Samuel Arnold (10 August 1740 – 22 October 1802) was an English composer and organist.

Arnold was born in London (his mother is said to have been Princess Amelia; his father was Thomas Arnold), and began writing music for the theatre in about 1764. A few years later he became director of music at the Marylebone Gardens, for which much of his popular music was written. In 1777 he went to work for George Colman the Elder at the Little Theatre, Haymarket. In 1783 he became organist at the Chapel Royal, and in 1793 he became organist at Westminster Abbey, where he was eventually buried.

Arnold's best-known works include:

He is also known for producing the first collected edition of the works of George Frideric Handel between 1787 and 1797, published in 180 parts. This was the most comprehensive collection of Handel's music prior to the appearance of the Händel-Gesellschaft edition in the next century.[2]

Notes[edit]

  1. ^ The European Magazine (1784) p.8
  2. ^ Winton Dean, The New Grove Handel.

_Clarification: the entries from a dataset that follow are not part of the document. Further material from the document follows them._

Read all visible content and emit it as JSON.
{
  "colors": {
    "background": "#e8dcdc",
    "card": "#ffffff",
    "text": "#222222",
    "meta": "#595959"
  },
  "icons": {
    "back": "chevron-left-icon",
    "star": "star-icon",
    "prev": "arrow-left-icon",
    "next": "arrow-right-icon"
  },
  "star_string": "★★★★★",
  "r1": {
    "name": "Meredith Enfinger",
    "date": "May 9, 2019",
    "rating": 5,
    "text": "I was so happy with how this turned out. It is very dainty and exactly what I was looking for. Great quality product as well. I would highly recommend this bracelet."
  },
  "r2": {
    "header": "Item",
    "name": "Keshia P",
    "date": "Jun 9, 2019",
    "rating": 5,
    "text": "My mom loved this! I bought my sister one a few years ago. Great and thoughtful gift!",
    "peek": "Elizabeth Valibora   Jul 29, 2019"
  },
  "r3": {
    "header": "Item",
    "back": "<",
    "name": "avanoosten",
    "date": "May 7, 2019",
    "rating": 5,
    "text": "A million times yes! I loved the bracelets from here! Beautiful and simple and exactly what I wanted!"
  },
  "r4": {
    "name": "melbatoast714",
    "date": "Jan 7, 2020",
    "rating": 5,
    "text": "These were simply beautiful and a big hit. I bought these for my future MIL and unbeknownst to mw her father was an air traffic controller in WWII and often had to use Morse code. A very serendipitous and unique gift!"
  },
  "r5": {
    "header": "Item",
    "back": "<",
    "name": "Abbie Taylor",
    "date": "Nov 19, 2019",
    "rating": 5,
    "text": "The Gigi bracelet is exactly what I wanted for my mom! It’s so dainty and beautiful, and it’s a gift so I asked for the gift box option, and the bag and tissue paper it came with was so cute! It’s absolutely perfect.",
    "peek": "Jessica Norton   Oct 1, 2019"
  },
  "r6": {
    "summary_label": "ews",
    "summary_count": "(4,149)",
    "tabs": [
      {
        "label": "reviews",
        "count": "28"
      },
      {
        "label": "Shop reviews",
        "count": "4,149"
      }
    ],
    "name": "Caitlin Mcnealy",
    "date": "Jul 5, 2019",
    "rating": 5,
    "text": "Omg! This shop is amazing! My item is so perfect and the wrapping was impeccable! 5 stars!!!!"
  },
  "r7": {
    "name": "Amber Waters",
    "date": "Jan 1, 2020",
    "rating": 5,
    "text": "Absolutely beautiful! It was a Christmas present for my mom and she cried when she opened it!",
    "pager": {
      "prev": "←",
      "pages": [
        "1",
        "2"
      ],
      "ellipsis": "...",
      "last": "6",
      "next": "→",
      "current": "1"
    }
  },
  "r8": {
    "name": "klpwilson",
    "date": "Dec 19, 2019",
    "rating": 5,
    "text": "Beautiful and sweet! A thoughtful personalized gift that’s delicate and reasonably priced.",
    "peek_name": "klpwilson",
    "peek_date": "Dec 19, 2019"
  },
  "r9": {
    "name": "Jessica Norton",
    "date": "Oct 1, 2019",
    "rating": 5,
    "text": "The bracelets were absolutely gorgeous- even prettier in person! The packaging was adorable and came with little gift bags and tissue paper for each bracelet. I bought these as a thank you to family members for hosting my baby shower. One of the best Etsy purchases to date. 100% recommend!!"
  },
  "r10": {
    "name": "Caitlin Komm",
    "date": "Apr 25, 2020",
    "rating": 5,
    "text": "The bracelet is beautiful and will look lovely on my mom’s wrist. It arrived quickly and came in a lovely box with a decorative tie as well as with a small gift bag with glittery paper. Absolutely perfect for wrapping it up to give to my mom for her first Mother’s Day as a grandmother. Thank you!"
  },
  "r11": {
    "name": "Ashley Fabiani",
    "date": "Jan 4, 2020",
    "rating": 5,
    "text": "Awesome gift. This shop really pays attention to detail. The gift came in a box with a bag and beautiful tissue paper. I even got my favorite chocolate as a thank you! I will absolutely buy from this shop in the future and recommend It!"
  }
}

NY: Norton, 1982, p. 116. ISBN 0-393-30086-2; "Composers: Samuel Arnold (1740 - 1802)" article at naxos.com.

External links[edit]

Cultural offices
Preceded by
James Nares
First Organist of the Chapel Royal
1783–1802
Succeeded by
John Stafford Smith
Cultural offices
Preceded by
Benjamin Cooke
Organist and Master of the Choristers of Westminster Abbey
1793–1802
Succeeded by
Robert Cooke